Sensory systems evolve to detect and transduce stimuli that are most relevant to an animal’s physiological or behavioral context. Ancient cartilaginous fishes, such as sharks, skates, and rays, possess specialized electrosensory organs, called ampullae of Lorenzini, that sense external electric fields as small as 5 nV/cm. Electroreception is used to facilitate a variety of behaviors including predation, communication, and navigation. For example, sharks use passive electroreception primarily for predation, while skates also actively produce and sense specific electrical signals as a form of communication. How do these unique sensory systems adapt to detect behaviorally relevant signals?
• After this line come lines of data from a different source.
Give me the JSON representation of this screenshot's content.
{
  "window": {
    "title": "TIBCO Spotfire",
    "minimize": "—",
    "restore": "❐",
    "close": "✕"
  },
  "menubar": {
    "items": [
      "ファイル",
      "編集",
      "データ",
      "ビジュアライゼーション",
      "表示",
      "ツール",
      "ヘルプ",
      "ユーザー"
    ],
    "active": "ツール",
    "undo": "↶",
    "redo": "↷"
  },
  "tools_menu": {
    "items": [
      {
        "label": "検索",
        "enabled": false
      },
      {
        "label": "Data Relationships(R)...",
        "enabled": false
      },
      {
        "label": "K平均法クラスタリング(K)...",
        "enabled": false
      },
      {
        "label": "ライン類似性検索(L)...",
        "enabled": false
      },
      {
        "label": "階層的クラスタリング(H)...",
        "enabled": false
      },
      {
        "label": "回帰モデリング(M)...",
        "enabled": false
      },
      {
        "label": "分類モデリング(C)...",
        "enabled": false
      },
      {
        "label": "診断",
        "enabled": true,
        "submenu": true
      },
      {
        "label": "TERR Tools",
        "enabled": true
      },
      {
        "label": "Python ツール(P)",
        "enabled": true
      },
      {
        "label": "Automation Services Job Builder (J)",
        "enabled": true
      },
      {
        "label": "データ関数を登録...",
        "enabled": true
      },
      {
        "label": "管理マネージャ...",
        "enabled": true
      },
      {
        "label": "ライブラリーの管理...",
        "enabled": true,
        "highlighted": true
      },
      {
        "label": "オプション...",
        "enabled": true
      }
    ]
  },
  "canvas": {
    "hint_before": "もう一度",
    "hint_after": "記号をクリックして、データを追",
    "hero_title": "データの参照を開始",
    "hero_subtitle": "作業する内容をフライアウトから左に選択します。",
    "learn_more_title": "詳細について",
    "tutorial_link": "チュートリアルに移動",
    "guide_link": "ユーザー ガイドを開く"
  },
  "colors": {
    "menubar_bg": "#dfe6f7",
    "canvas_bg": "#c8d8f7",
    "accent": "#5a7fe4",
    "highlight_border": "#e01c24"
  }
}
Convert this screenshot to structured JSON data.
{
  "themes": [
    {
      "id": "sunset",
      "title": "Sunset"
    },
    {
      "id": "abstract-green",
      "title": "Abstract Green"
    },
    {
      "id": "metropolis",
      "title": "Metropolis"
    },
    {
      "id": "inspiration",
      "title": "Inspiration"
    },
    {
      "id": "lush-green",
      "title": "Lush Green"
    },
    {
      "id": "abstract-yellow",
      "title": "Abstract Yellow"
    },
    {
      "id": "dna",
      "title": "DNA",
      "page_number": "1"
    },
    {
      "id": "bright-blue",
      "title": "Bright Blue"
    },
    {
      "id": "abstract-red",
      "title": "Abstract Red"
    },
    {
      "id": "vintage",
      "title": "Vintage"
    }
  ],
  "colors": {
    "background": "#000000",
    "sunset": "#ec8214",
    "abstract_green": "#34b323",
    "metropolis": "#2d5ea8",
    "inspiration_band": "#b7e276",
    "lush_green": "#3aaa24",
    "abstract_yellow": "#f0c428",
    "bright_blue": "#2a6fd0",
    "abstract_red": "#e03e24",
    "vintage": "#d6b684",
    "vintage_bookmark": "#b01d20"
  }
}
In this study, we analyzed shark and skate electrosensory cells to determine whether discrete physiological properties could contribute to behaviorally-relevant sensory tuning. We found that electrical signals activated shark and skate electrosensory cells through a similar low threshold voltage-gated calcium channel, but that each species employed distinct potassium channels to modulate this activity. Electrosensory cells from sharks expressed specially adapted voltage-gated potassium channels that supported large, repetitive membrane voltage spikes capable of driving near-maximal vesicular release from elaborate ribbon synapses. By contrast, skates used a calcium-activated potassium channel to produce small, tunable membrane voltage oscillations that elicited stimulus-dependent vesicular release.
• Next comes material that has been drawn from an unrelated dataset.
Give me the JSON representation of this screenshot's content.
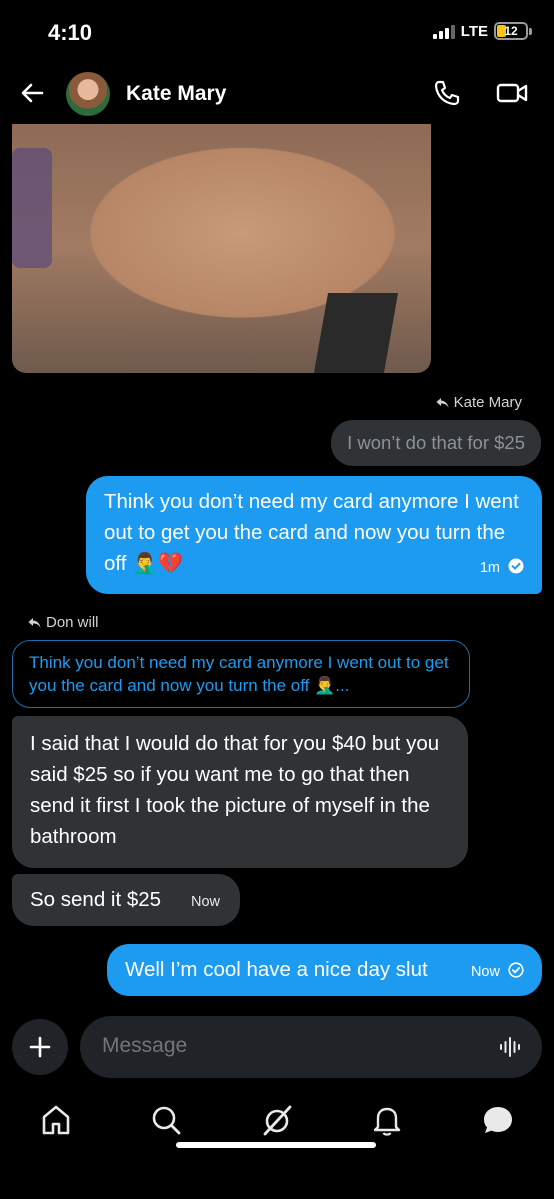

Similarly, behaving sharks responded equally to electric fields of any frequency, while skates responded specifically to low frequency signals resembling those produced by their own electric organ. We propose that these sensory adaptations support amplified indiscriminate signal detection in sharks compared with selective frequency detection in skates, potentially reflecting the electroreceptive requirements of these elasmobranch species. Our findings demonstrate how sensory systems adapt to suit the lifestyle or environmental niche of an animal through discrete molecular and biophysical modifications.